The Nova Scotia Physicians stream enables internationally trained doctors to immigrate permanently to the province of Nova Scotia. Eligible physicians may apply with the assistance of either the Nova Scotia Health Authority or the IWK Health Centre.
Internationally-trained doctors can have the first-stage of their applications to live and work in Nova Scotia processed within a few days under the Nova Scotia Physicians stream.
Notably, physicians who are eligible for Canada’s Express Entry immigration system may want to consider Nova Scotia’s Labour Market Priorities for Physicians stream. The only difference between these two streams is that the Labour Market Priorities stream is aligned with Express Entry, thus giving applicants access to much faster processing times.
Who is eligible?
This stream is open to general practitioners and family physicians (NOC 3112) and specialist physicians (NOC 3111). In order to be considered for the program, the physician must have an employment opportunity arranged at one of Nova Scotia’s two health bodies, the NSHA or the IWK Health Centre.
The approved opportunity must be on official NSHA or IWK letterhead and must:
- Be signed and dated by a person authorized to hire physicians at the NSHA or IWK
- Be signed and dated by the applicant who is accepting the opportunity
- Indicate eligibility for licensure with the College of Physicians and Surgeons of NS
- Indicate that the applicant is eligible to apply for privileges and credentials with NSHA and the IWK
How does the application process work?
In order to be approved and begin practicing in Nova Scotia, applicants must first apply to the Nova Scotia Nominee Program (NSNP) through the Physician stream.

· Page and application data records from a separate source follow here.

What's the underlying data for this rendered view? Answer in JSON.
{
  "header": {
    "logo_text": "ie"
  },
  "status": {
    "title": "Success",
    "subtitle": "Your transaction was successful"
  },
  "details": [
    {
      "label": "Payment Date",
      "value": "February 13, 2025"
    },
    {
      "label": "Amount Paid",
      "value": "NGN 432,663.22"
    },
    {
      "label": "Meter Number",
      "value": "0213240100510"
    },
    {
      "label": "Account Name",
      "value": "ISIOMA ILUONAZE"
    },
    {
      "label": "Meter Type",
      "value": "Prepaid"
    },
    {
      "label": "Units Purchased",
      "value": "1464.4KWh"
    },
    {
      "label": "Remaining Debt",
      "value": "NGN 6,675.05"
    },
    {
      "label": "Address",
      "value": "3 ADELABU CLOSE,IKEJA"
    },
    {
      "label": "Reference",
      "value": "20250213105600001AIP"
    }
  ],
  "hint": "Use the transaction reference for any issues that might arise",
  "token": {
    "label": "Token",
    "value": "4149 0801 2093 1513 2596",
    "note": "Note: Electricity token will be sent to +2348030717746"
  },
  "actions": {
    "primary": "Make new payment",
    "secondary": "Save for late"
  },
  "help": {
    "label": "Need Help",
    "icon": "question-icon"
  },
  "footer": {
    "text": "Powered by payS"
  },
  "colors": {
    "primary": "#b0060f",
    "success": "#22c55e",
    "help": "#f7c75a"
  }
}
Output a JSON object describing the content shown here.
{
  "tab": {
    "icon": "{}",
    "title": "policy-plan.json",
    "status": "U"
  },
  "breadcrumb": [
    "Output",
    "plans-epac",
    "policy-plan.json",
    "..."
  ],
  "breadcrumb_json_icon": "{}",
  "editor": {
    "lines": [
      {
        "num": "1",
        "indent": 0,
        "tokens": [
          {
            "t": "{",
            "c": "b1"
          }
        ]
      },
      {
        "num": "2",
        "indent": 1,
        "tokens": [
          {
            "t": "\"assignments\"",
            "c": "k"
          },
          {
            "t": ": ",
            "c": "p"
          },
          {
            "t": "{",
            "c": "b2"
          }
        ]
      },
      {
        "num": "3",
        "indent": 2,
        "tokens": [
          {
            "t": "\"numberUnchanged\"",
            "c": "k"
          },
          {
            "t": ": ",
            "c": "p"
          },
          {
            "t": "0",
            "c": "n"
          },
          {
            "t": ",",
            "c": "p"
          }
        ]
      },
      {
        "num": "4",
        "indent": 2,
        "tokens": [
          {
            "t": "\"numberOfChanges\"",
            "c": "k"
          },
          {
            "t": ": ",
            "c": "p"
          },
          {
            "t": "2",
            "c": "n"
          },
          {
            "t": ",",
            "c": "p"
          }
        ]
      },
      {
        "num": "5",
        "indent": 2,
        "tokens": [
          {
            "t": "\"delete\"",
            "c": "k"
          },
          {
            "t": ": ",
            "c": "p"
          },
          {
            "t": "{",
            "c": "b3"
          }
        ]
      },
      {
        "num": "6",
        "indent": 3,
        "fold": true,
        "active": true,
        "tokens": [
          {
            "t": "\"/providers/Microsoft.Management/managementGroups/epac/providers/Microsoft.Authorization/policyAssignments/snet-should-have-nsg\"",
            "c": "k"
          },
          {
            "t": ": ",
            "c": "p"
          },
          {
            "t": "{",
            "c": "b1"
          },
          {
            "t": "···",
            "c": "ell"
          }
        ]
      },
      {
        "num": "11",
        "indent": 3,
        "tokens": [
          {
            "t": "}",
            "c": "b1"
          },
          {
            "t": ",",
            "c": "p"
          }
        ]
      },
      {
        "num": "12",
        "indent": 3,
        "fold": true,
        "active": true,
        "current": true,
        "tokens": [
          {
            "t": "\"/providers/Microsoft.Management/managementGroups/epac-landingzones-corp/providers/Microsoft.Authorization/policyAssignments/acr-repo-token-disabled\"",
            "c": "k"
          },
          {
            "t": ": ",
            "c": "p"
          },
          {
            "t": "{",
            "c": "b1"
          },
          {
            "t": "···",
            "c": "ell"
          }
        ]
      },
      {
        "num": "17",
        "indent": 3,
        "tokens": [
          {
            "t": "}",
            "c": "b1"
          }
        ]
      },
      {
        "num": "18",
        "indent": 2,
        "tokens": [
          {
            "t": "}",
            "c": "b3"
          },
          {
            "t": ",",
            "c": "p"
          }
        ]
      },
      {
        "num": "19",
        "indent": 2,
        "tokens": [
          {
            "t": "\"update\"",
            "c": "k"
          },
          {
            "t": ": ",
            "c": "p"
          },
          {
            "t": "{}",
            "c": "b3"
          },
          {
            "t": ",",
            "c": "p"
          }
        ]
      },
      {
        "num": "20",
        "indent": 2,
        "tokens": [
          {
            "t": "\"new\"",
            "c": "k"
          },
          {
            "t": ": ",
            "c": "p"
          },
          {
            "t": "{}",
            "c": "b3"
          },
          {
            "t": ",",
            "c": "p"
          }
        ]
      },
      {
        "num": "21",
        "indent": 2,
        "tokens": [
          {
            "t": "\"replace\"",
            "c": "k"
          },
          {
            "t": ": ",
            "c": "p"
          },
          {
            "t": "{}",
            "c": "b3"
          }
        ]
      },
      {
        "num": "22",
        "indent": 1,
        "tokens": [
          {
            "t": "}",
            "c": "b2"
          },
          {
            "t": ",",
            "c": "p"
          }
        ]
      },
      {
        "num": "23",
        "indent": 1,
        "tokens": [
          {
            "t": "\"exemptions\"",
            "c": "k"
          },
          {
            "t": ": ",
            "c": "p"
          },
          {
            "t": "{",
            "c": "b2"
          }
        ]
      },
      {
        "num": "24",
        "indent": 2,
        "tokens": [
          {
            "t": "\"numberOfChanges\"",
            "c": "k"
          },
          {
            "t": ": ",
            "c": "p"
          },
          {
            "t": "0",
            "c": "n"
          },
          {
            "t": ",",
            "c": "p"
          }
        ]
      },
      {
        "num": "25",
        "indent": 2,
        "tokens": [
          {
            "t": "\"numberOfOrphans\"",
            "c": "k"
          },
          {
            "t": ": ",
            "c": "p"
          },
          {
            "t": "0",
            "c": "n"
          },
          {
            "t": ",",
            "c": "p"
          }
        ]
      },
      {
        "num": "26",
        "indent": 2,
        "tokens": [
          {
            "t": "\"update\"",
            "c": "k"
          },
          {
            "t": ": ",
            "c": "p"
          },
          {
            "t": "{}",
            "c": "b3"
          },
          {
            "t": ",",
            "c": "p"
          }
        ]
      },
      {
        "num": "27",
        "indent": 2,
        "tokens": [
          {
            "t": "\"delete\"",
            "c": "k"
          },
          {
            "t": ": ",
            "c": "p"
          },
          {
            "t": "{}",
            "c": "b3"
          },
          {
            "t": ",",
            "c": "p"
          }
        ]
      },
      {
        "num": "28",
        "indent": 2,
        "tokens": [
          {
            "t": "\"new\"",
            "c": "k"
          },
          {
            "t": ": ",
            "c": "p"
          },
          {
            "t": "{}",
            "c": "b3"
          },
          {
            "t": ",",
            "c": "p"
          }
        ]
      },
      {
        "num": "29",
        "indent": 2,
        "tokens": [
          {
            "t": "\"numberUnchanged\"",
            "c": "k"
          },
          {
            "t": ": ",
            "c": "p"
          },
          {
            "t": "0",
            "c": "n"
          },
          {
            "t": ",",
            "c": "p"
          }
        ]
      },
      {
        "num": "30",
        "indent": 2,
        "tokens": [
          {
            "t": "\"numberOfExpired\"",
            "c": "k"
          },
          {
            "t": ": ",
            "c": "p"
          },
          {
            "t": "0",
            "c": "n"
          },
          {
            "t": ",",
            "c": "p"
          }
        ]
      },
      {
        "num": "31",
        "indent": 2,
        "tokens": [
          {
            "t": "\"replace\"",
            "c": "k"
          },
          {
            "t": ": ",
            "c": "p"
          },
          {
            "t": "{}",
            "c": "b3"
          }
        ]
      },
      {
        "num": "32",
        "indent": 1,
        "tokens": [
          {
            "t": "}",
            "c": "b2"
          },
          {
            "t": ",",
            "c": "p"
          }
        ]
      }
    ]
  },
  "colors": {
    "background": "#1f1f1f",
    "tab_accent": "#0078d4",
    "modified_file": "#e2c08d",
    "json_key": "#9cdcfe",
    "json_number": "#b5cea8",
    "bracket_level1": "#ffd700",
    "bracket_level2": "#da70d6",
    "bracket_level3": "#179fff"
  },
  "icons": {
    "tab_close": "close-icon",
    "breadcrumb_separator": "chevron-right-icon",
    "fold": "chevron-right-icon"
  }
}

Approved nominees, along with their spouse or common-law partner and dependents, may then apply to the government of Canada for permanent resident status.
The application process for this stream is high specialized as the occupations in question are also specialized. Interested candidates will have to contact the Nova Scotia Office of Immigration for detailed information about the various stages of processing.
Why create a stream for physicians?
Nova Scotia’s Minister of Immigration, Lena Diab, announced that the Nova Scotia Physician stream “targets family doctors and specialists from countries such as the United Kingdom, the United States, and Ireland.”
Diab added that “it will be easier and faster because this stream targets family doctors from countries with recognized training equivalencies with the College of Family Physicians of Canada.”
Applicants are already deemed to have been assessed for education, language ability, certification, and credential recognition, allowing the province to eliminate the duplication of having applicants prove these skills and credentials all over again.
“It cuts red tape and paperwork and has a significantly reduced processing time,” stated Diab. “We can process an application under this new stream in just five to ten days.”
Processing times for the second stage are not yet known; however, Minister Diab pointed out during the news conference that the province processed its very first application through this stream last week. Dr. Jamie Tribo, who currently lives in Virginia, plans to practise family medicine in Cape Breton starting this spring. This quick landing points toward a smooth and relatively quick application process at the federal stage.
Dr. Lynne Harrigan, vice-president of medicine with the Nova Scotia Health Authority, which helped develop the stream, has lauded its potential.
“That’s differentiating from weeks and years, which it has been in the past,” she said. “For a lot of people it has discouraged them from moving forward. So this really has pulled all the red tape away.”
The health authority is setting an initial target to recruit 12 international doctors through the stream annually. Overall, the health authority says it needs to hire 110 physicians a year.